[Records from a dataset]

┏━━

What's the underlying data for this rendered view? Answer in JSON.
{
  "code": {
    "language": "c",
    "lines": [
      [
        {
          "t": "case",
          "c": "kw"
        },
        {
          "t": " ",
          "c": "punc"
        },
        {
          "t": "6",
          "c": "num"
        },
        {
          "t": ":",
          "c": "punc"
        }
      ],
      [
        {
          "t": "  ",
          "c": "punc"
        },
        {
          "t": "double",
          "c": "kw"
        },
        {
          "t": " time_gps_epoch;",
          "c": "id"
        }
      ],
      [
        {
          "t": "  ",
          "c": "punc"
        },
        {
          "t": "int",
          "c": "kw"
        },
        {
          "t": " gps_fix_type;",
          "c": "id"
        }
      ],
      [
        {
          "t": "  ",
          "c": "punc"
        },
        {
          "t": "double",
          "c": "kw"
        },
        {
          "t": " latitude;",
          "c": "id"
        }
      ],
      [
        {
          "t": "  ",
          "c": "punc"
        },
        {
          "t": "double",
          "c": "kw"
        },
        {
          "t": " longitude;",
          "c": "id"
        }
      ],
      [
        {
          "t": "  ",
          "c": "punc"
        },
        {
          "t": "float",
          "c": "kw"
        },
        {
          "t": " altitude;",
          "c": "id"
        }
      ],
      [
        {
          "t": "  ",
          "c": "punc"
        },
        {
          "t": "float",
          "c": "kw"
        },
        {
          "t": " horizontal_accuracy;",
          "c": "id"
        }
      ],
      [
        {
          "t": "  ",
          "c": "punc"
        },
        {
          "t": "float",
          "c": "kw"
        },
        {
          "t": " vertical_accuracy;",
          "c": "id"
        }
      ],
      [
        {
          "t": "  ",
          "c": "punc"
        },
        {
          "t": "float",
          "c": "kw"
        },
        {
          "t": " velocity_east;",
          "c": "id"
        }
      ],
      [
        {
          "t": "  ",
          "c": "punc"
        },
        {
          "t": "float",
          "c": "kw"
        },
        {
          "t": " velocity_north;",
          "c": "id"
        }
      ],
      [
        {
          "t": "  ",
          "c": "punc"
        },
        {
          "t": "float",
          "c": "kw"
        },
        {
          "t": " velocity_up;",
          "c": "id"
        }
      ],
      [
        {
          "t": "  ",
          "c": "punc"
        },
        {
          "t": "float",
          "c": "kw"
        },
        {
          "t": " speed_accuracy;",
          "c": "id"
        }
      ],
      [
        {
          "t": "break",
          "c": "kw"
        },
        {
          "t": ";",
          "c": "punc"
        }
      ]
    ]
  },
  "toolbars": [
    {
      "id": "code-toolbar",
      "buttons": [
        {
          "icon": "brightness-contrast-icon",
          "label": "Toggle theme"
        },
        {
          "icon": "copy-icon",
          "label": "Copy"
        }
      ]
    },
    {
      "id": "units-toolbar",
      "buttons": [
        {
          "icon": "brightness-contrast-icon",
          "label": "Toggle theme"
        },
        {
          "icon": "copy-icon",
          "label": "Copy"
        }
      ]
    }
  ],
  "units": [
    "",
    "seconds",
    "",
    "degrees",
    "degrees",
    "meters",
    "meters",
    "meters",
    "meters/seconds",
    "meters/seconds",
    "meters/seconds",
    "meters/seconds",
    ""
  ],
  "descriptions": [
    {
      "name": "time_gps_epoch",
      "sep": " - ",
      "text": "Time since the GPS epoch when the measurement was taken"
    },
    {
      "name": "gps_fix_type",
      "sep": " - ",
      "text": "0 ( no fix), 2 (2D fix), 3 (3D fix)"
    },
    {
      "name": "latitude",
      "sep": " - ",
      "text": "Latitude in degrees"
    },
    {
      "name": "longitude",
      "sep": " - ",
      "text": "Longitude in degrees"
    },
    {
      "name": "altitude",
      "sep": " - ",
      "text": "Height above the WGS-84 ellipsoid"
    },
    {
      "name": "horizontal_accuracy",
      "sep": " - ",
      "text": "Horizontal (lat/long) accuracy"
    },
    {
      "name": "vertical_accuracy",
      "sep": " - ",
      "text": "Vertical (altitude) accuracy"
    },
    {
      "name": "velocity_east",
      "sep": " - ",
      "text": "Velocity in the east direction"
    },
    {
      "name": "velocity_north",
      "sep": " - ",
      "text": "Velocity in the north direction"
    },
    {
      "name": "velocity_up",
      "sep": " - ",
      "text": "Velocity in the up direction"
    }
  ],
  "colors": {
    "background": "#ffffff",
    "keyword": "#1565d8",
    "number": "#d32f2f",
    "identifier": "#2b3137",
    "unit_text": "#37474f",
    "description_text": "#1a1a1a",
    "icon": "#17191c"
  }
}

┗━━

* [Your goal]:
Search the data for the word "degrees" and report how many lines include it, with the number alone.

* [Completed task]:
4